Finally, an extra sentence concerning the acoustic walls was added.

Mercer Island Station Open House Report

Screenshot 2013-06-07 at 6.33.04 PM

Thursday evening Sound Transit staff conducted an open house at the Mercer Island Community Center focused on the East Link light rail extension. Approximately 80 to 90 people, including staff, trickled in throughout the evening, which included the brief opening, presentation, and Q&A sessions. The presentation centered on the design of Mercer Island Station in particular, approximately 30% complete. Essentially, the alignment of the track is completely determined at this point; several Sound Transit engineers at the open house intimated that this was the crucial first step of the design.

“There’s a lot of work ahead of this, but we’re at a point where we have a good idea of what’ll work correctly,” said David Hewitt, founder of Hewitt, an urban planning and design firm handling the design of Mercer Island Station East Link.

As one resident put it: “They’ve done their homework.”

The Mercer Island Station (a working name) will squat firmly in the center roadway of I-90, with light rail running on either side. From 77th and 80th Avenues SE, riders can stroll into the western and eastern entrances of the station, respectively. Detailed images and layouts are available here.


Each entrance will consist of a plaza with ticketing and seating areas, leading to an escalator, a stair, and an elevator, with surrounding lightweight steel and glass structures. The east entrance will also have a bicycle cage for secure storage. Once a rider descends 25 feet onto the central platform, she has roughly 380 feet of open space in which to frolic, with a central canopy serving as weather cover. Sound-dampening walls specially designed to absorb I-90’s acoustic assault will outline the tracks.
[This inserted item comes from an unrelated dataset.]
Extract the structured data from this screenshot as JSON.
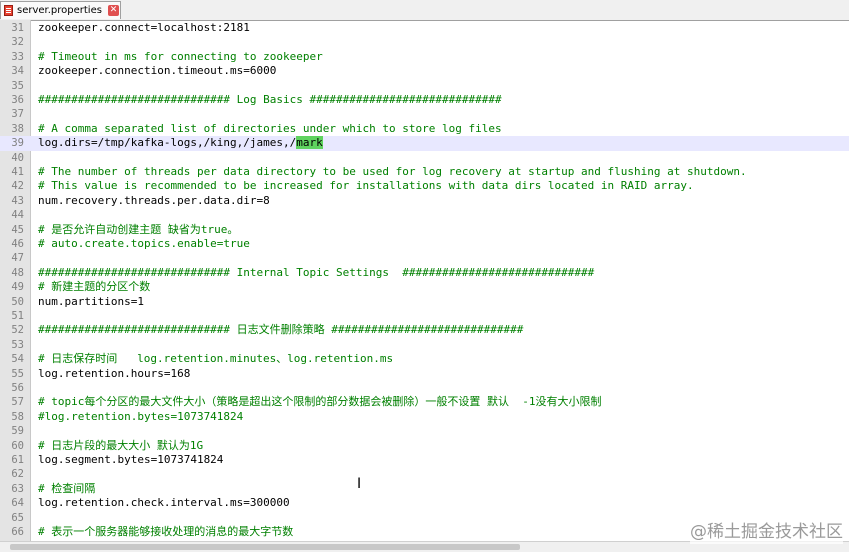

“It’s fairly symmetrical in nature,” Hewitt said. “The scale of the station is a very pleasant one we think.”


More after the jump.

Continue reading “Mercer Island Station Open House Report”